Beyond the 75% of Israel that is Jewish, most countries have 2% or fewer. While over 150 countries report no Jewish people, Afghanistan has one. Zablon Simintov lives alone next to the only synagogue in the country and has received special permission to slaughter his own meat since there are no kosher butchers in Afghanistan.
Atheism and Unaffiliated Religions Around the World
We’re listing unaffiliated religions last, though together this group is 1.1 billion people, about 16% of the world population. However, unaffiliated does not mean atheist, agnostic, or even non-spiritual, though those are all included. Rather, it’s a catch-all for anyone who does not identify with a specific religion.
Nearly 700 million of those who do not affiliate with a religion live in China, which accounts for a narrow majority of its citizens (52%). Japan (72M), France (50M), Vietnam (28M), and Russia (23M) also have high numbers of unaffiliated. Other majority unaffiliated countries include Czech Republic (76%), North Korea (71%), Estonia (59%), Japan (57%), and Hong Kong (56%). Eastern Asia and Europe are the most popular regions for being areligious.
Again, not having a religion is not the same as atheism, which is a disbelief in any God. According to some studies, the most atheist country is France, with 40% claiming there is no “spirit, God, or life force.” Those numbers don’t quite measure up with the unaffiliated data in the map above, which shows France at 28% unaffiliated (63% Christian and 7.5% Muslim). It’s possible someone might affiliate with a religion while not believing its teachings.
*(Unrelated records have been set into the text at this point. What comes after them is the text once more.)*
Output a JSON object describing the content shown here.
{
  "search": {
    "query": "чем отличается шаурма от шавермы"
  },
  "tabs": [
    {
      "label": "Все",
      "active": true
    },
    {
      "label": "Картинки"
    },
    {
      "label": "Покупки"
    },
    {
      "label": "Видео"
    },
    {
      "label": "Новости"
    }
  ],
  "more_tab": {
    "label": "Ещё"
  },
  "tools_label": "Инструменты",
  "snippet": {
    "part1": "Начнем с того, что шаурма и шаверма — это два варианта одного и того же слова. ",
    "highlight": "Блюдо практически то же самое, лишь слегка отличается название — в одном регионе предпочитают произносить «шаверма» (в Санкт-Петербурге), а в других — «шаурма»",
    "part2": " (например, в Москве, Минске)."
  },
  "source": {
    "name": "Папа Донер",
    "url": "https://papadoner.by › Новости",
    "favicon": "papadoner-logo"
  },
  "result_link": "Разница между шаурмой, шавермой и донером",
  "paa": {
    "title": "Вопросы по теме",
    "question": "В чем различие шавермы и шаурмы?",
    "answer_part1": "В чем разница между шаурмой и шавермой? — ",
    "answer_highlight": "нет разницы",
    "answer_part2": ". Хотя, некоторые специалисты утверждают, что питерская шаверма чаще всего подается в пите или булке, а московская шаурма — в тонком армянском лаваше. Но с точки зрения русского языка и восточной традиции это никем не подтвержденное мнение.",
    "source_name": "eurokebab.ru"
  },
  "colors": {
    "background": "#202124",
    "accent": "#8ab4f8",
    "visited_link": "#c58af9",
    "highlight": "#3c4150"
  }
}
Nevertheless, the data shown on the map above provides a glimpse into how the seven billion people on earth think about religion. There are many more insights to be had in the large version of the world religion map.